Activity
Would you copy only the lines below, beginning with the one that contains "Convert this screenshot" and running through the last entry line?

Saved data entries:
·····

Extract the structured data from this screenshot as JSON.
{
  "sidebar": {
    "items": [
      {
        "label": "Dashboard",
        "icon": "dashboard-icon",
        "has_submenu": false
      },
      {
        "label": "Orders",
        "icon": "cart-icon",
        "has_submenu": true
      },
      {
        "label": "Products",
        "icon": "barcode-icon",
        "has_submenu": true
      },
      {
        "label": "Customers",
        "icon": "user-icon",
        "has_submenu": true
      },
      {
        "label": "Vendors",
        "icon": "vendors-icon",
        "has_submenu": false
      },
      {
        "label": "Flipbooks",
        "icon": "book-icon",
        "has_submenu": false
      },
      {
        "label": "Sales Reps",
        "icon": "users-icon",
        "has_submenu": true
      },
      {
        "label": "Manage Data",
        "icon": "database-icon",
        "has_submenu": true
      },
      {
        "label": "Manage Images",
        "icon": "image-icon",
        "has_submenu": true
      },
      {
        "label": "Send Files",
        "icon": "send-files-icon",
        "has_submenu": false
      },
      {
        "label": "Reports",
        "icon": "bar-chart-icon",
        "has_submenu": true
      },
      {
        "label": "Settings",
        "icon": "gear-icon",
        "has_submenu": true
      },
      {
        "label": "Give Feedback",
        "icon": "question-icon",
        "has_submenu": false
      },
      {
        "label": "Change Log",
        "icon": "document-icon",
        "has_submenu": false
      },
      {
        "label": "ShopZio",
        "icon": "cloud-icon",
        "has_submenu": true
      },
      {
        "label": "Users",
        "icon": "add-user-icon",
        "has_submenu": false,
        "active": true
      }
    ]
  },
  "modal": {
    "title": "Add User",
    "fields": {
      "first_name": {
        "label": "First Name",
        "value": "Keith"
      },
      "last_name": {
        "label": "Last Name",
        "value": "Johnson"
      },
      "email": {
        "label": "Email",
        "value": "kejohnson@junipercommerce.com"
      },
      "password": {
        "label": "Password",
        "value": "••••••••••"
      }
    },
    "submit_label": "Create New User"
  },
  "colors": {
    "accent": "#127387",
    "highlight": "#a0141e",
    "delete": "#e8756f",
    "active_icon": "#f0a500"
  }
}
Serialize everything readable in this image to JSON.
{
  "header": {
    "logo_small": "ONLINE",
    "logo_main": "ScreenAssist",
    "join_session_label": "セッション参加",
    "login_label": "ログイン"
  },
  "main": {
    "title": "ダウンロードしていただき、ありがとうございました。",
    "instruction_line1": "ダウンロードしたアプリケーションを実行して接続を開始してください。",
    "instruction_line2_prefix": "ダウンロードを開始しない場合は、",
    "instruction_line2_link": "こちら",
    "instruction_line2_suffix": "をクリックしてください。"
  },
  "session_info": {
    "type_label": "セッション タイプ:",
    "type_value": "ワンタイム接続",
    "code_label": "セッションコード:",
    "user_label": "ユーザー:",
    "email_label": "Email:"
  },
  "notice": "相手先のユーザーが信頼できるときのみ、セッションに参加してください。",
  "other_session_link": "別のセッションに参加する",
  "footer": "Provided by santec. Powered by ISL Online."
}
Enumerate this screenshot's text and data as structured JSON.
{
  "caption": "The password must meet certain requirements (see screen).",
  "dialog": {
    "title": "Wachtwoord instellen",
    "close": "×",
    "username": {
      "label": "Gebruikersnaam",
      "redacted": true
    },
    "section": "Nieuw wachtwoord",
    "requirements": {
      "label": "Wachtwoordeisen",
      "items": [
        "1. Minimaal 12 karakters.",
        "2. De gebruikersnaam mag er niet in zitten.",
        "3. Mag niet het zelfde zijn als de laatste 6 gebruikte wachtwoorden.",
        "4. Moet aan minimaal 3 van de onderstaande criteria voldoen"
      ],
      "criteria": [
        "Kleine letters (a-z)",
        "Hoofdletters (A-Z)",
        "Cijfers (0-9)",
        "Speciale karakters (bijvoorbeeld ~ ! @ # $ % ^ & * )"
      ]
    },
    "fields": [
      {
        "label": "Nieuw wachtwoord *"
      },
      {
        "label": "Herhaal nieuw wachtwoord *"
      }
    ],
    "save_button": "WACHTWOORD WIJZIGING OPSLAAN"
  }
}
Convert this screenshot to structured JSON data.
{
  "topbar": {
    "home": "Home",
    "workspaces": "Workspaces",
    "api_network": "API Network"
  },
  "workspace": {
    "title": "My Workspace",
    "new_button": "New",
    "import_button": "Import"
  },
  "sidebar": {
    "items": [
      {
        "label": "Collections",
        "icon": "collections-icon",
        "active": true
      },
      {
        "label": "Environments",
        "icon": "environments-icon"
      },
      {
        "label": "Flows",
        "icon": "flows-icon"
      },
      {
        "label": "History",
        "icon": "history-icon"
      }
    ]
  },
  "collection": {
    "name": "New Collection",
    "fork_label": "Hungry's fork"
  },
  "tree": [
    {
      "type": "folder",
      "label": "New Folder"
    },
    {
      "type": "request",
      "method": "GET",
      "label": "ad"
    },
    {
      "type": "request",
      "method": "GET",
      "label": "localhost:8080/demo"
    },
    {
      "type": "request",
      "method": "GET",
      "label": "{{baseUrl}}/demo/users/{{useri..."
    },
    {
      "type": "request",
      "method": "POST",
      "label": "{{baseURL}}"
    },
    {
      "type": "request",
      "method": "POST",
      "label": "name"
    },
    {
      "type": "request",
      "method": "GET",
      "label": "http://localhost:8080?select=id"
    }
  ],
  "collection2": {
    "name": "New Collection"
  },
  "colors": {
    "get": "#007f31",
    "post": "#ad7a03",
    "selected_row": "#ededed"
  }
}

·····

Written reply
Convert this screenshot to structured JSON data.
{
  "topbar": {
    "home": "Home",
    "workspaces": "Workspaces",
    "api_network": "API Network"
  },
  "workspace": {
    "title": "My Workspace",
    "new_button": "New",
    "import_button": "Import"
  },
  "sidebar": {
    "items": [
      {
        "label": "Collections",
        "icon": "collections-icon",
        "active": true
      },
      {
        "label": "Environments",
        "icon": "environments-icon"
      },
      {
        "label": "Flows",
        "icon": "flows-icon"
      },
      {
        "label": "History",
        "icon": "history-icon"
      }
    ]
  },
  "collection": {
    "name": "New Collection",
    "fork_label": "Hungry's fork"
  },
  "tree": [
    {
      "type": "folder",
      "label": "New Folder"
    },
    {
      "type": "request",
      "method": "GET",
      "label": "ad"
    },
    {
      "type": "request",
      "method": "GET",
      "label": "localhost:8080/demo"
    },
    {
      "type": "request",
      "method": "GET",
      "label": "{{baseUrl}}/demo/users/{{useri..."
    },
    {
      "type": "request",
      "method": "POST",
      "label": "{{baseURL}}"
    },
    {
      "type": "request",
      "method": "POST",
      "label": "name"
    },
    {
      "type": "request",
      "method": "GET",
      "label": "http://localhost:8080?select=id"
    }
  ],
  "collection2": {
    "name": "New Collection"
  },
  "colors": {
    "get": "#007f31",
    "post": "#ad7a03",
    "selected_row": "#ededed"
  }
}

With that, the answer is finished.